“Weddings. Ugh. Seriously. Weddings are a surprising tough spot for me. I’ve tried to think through all the reasons and some are obvious, but some are more subtle and sneaky. I don’t really want to explain it all, except to say: I am an introvert (no, really) and while I actually do enjoy going to them, I do not enjoy going to them alone. Also, it’s worth noting here, for the sake of those who want to say the right thing to widows: resist the urge to offer easy answers. Often, when I share a painful point like this – especially on Facebook where it’s easy to give fast input – people will respond with one-sentence solutions, like, “That’s why you have a son! Make him go the wedding!” Please understand two things: 1) While having Joe go with me to an event is a blessing, it is not the same. 2) Josiah is also navigating the waters of grief and fatherlessness.
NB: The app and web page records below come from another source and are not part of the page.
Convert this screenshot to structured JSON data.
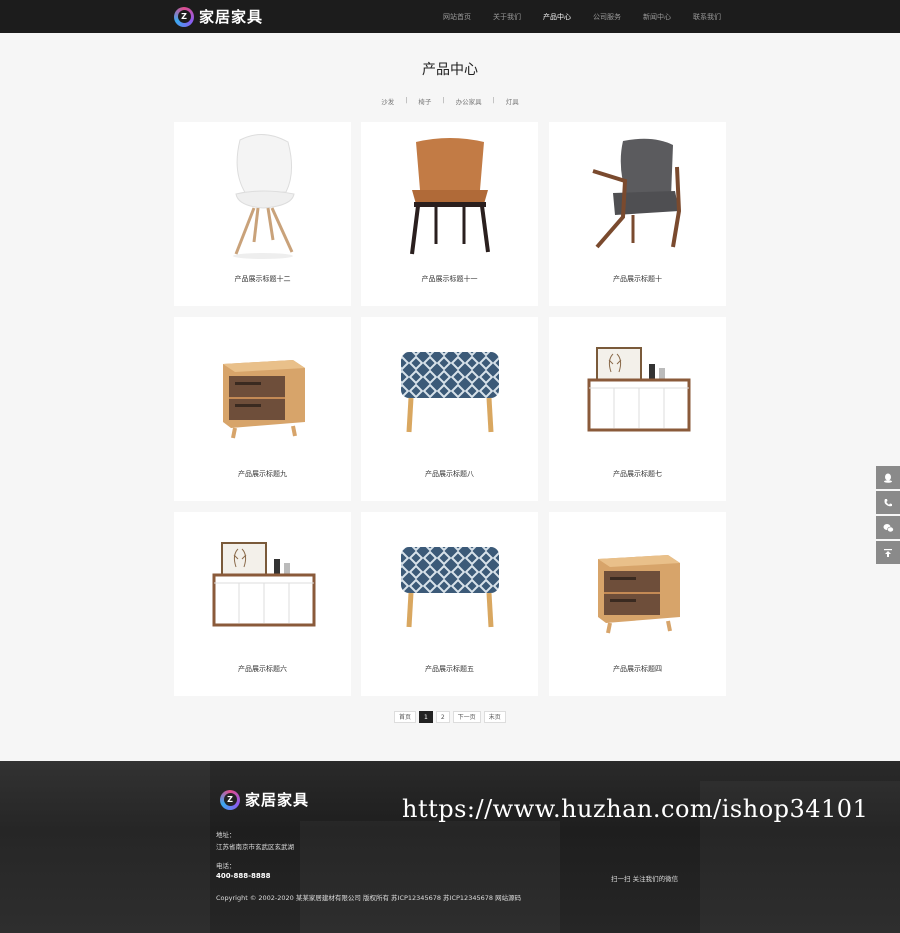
{
  "header": {
    "logo_text": "家居家具",
    "logo_letter": "Z",
    "nav": [
      {
        "label": "网站首页"
      },
      {
        "label": "关于我们"
      },
      {
        "label": "产品中心",
        "active": true
      },
      {
        "label": "公司服务"
      },
      {
        "label": "新闻中心"
      },
      {
        "label": "联系我们"
      }
    ]
  },
  "main": {
    "title": "产品中心",
    "categories": [
      "沙发",
      "椅子",
      "办公家具",
      "灯具"
    ],
    "category_separator": "|",
    "products": [
      {
        "caption": "产品展示标题十二",
        "icon": "white-chair"
      },
      {
        "caption": "产品展示标题十一",
        "icon": "leather-chair"
      },
      {
        "caption": "产品展示标题十",
        "icon": "armchair"
      },
      {
        "caption": "产品展示标题九",
        "icon": "nightstand"
      },
      {
        "caption": "产品展示标题八",
        "icon": "ottoman"
      },
      {
        "caption": "产品展示标题七",
        "icon": "sideboard"
      },
      {
        "caption": "产品展示标题六",
        "icon": "sideboard"
      },
      {
        "caption": "产品展示标题五",
        "icon": "ottoman"
      },
      {
        "caption": "产品展示标题四",
        "icon": "nightstand"
      }
    ],
    "pagination": [
      "首页",
      "1",
      "2",
      "下一页",
      "末页"
    ],
    "current_page": "1"
  },
  "footer": {
    "logo_text": "家居家具",
    "address_label": "地址：",
    "address": "江苏省南京市玄武区玄武湖",
    "phone_label": "电话：",
    "phone": "400-888-8888",
    "copyright": "Copyright © 2002-2020 某某家居建材有限公司 版权所有 苏ICP12345678 苏ICP12345678 网站源码",
    "wechat_text": "扫一扫 关注我们的微信",
    "watermark": "https://www.huzhan.com/ishop34101"
  },
  "float_bar": [
    "qq-icon",
    "phone-icon",
    "wechat-icon",
    "back-to-top-icon"
  ]
}
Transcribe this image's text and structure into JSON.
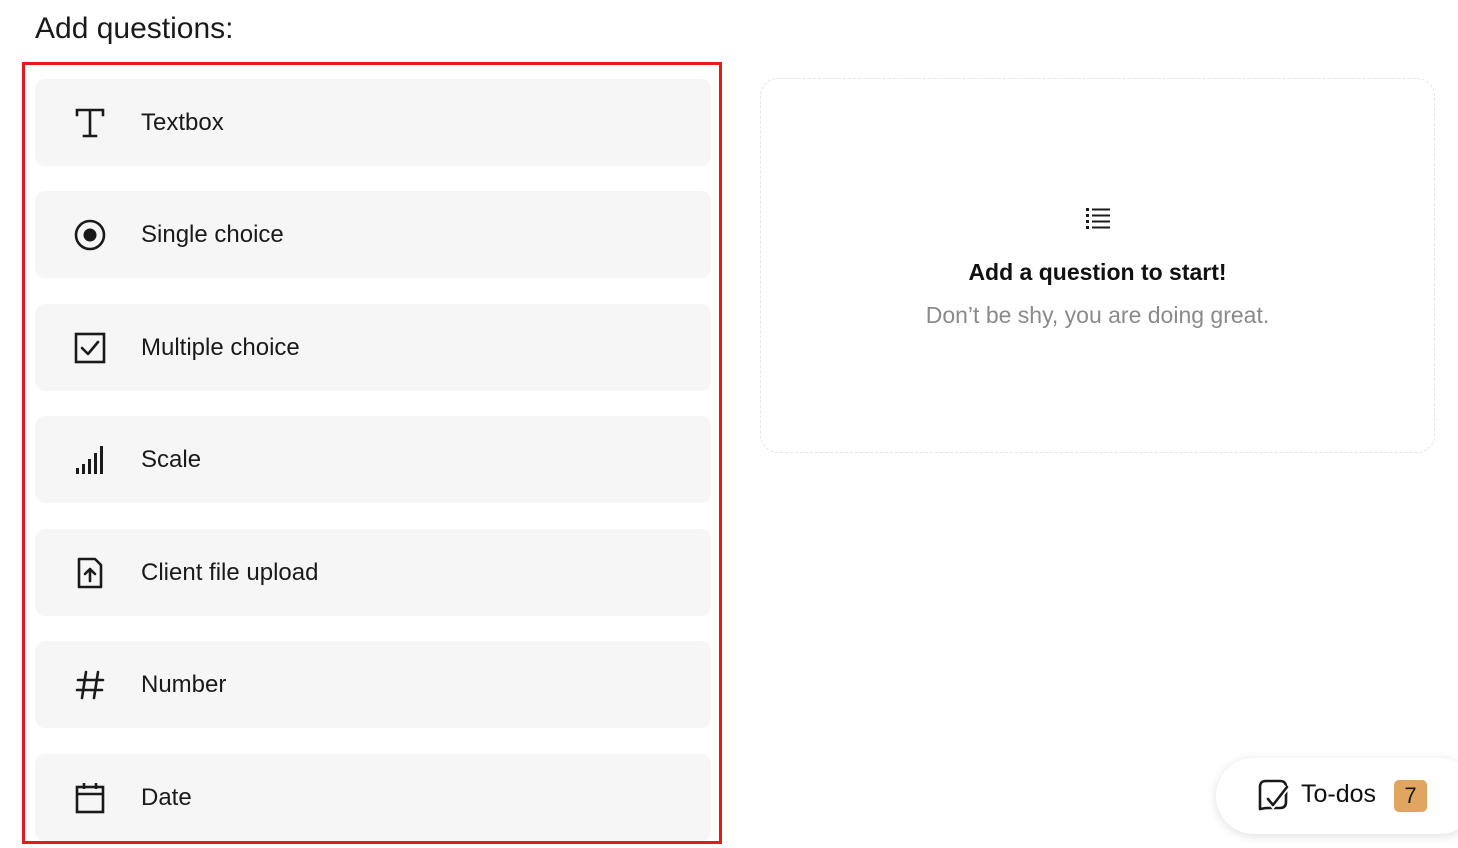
{
  "section_title": "Add questions:",
  "question_types": [
    {
      "label": "Textbox",
      "icon": "text-icon"
    },
    {
      "label": "Single choice",
      "icon": "radio-icon"
    },
    {
      "label": "Multiple choice",
      "icon": "checkbox-icon"
    },
    {
      "label": "Scale",
      "icon": "scale-icon"
    },
    {
      "label": "Client file upload",
      "icon": "file-upload-icon"
    },
    {
      "label": "Number",
      "icon": "hash-icon"
    },
    {
      "label": "Date",
      "icon": "calendar-icon"
    }
  ],
  "empty_state": {
    "icon": "list-icon",
    "title": "Add a question to start!",
    "subtitle": "Don’t be shy, you are doing great."
  },
  "todos": {
    "label": "To-dos",
    "count": "7",
    "icon": "todo-check-icon"
  },
  "colors": {
    "highlight_border": "#e31b1b",
    "item_background": "#f6f6f6",
    "badge": "#e0a55e",
    "muted_text": "#8a8a8a"
  }
}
There is a limit to how much of my load I want him to carry. If I know he will also enjoy the event, I will ask him to go and he will say yes because he’s fantastic like that. But if the event would not be fun for him, then I’m essentially asking him to pick up the weight of my loneliness and I’m not going to do that. I determined early on that I would not place the “man of the house” title on the shoulders of a 16-year-old and I am sticking to that commitment even if it doesn’t make sense to the rest of the world.”

June 28, 2016 - 3:05 pm

Holly - Wow! So hard and so honest. Thank you for sharing. There are parts of many of these that in my part time wife life I can say I feel and every 6 weeks I walk it again. Yet so very different because he comes home. Thank you for speaking truth. ❤️

June 28, 2016 - 3:39 pm

djcurry - Bo – I’ve been reading your posts for the past year and a half. I read them at work, which is usually a mistake because I end up with tears pouring down my face and then I have to try and explain to people walking by my office. Your words have helped me to be a better friend to those who are grieving – what to say and what not to say, when to be silent and just listen instead of offer platitudes lifted right off the pages of a Hallmark card. Your raw honesty is so refreshing. Thank you. You are an amazing woman.

June 28, 2016 - 5:06 pm

Hope - You hit a home run!!! My list would be a little different but the heart cry is the same. The holes left in the fabric of my life surprise me where they pop up so unexpectedly. I know I am loved, I know I am still vitally important to my family and my friends but I miss being THE person in someone’s life with all that came with it.
Hugs!

June 28, 2016 - 11:05 pm

Jewl - Dear Bo,
Wow. Almost a year. I know Steve would be so stinkin’ proud of you, saying he knew you could do it!! And, here you are: Still standing, with that necklace called BRAVE on and all!
You write in such a way that people “get” you. It’s ok during this time to save your energy for people that already know the ins and outs of your life and your people. There will be a time when you’ll choose to be more brave in building new friendships too, but it always takes more energy for an introvert.
I jumped onto your prayer team 2 years ago. I’ve never gotten an e-mail notice of a new post by you, but it’s uncanny how many times I “just know” when to check if you’ve written. Like tonight.
I affirm your desire to protect J from feeling like he needs to step into Steve’s shoes. I was just 15 when my mom died, leaving just my dad and myself in a big parsonage. I did do numerous chores because he couldn’t cook, and the house was too much for 1 person to clean, but I don’t think it damaged me any. In fact, I think it grew me. You and J get to lean on each other in ways that makes you both grow too. And he really is the only man in the house–I’m sure he’s doing a great job! (Tell him I only knew how to make 3 meals!) But I drew the line in going to what felt like a couples church event. That was too weird in an already strained situation. Good call, Bo!
I hate for you to constantly face the empty bed, … making decisions alone, … having to make a vacation place “home’ without him. I pray that you get to sense the husband care and love of God in new and sweet ways, even in the middle of loss.

June 29, 2016 - 1:38 pm

Corina Burgess - My oh my…. Perfectly said on every point….